For children to get the right support in school it’s important their individual needs are known and understood.
“Assessment” is the term often used to describe the way a child’s additional support needsThis is the legal definition of additional support needs from the Education (Additional Support for Learning) (Scotland) Act 2004, as amended. A child or young person has additional support needs... are identified. For most pupils, assessment is part of day-to-day learning and teaching in school. It starts in pre-school and continues throughout a child’s time in school. It is not a one-off activity, but a process of gathering information to get a picture of a child’s progress. It is usually done by teaching and support for learning staff in school.
Some pupils may have more complex needs, or some parents or professionals may feel a different type of assessment or examination is needed. In these cases, a specific assessment — educational, psychological or medical — may be needed. For example if there are concerns about a child’s mental health, an assessment by Child and Adolescent Health Services may be suggested.
Professionals assessing your child may observe them in class, speak to their teachers and review their work. They may also involve parents and carers at this stage.
If you think your child may need extra help at school, the first thing to do is discuss your concerns with their teacher or the support for learning teacher. They may already be aware of your child’s needs and be providing suitable support. If not, you should talk to them about the available options for assessing your child. They may suggest that a professional, such as an educational psychologist, observes your child in class, speaks to their teachers or reviews their work. Everyone supporting your child should involve you and consider your views as part of any assessments.
Ask the school in the first instance. It can be helpful to put your request in writing to a senior teacher such or a deputy or head teacher or the support for learning teacher, or ask at a planning meeting.
If you have spoken to the school about your child's needs and they do not feel your child has any or disagree with what you think their needs are, you can ask the local authority to assess their needs.
You can also ask the local authority to carry out a specific assessment (such as an educational, medical or psychological assessment or examination). You cannot ask for a particular kind of assessment (for example, the type of test used), or for a particular person to carry it out.
Your request for a specific assessment must be in a format that can be kept for future reference (such as letter or email). You should send it to your local authority’s Additional Support for Learning Manager. You can find their details on our Find a Service resource or call our helpline on 0345 123 2303.
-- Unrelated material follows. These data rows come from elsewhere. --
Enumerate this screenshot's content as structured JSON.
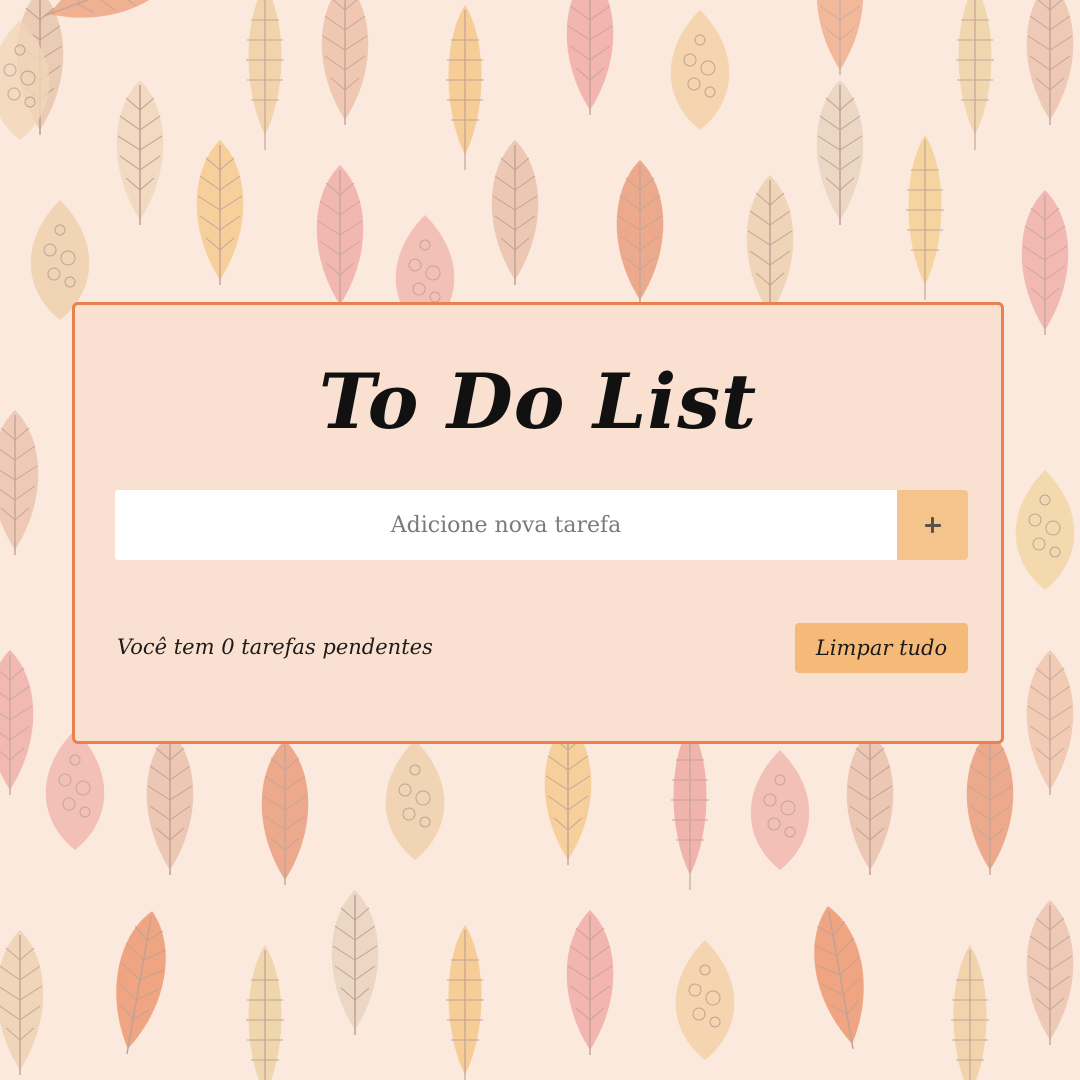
{
  "app": {
    "title": "To Do List"
  },
  "input": {
    "placeholder": "Adicione nova tarefa",
    "value": ""
  },
  "add_button": {
    "icon": "plus-icon"
  },
  "footer": {
    "pending_text": "Você tem 0 tarefas pendentes",
    "clear_label": "Limpar tudo"
  },
  "colors": {
    "background": "#fbe9dd",
    "card": "#f9e0d0",
    "card_border": "#e8814e",
    "add_button": "#f5c48d",
    "clear_button": "#f5b978"
  },
  "background_pattern": {
    "icon": "autumn-leaves-pattern"
  }
}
When requesting an assessment include:
- your name, address and contact number
- your relationship to the child
- a brief description of your child’s difficulties including how they affect their education, e.g. if they struggle to concentrate, have difficulty communicating, or are falling behind with their school work
- the child’s name, address and date of birth
- the pre-school or school they attend
- a statement that you are formally asking for a specific assessment or examination
- the reasons for your request.
You can also refer your child yourself or ask your GP or health visitor to refer your child to some agencies, such as occupational therapy, speech and language therapy, physiotherapy or mental health services.
A child does not need a formal diagnosis of a particular condition to receive support.
Although a diagnosis can help the school understanding a child’s needs and to plan support, if your child does not have a formal diagnosis support should still be put in place.
Schools and local authorities or councils should take account of any information that you, your child or other agencies involved with your child provide – including private assessments. They do not have a duty to meet any recommendations made in a private assessment.
- speak to a teacher at your child's school about their needs as soon as possible
- ask for a meeting to discuss your concerns
- ask the staff supporting your child to explain what they think your child's needs are
- put your request for an specific assessment in writing to the local authority or raise it at a planning meeting
- tell the school if your child is undergoing any other assessments, e.g. health assessments
- ask the staff at the school whether they will be explaining the assessment to your child or should you.
Possible conversation starters:
- I'd like my child to be assessed for dyslexia as we have discussed his learning difficulties for some time now.
- Can you explain how my child will be assessed?
- How will I be involved in my child's assessment?
- When will I find out the result of the assessments?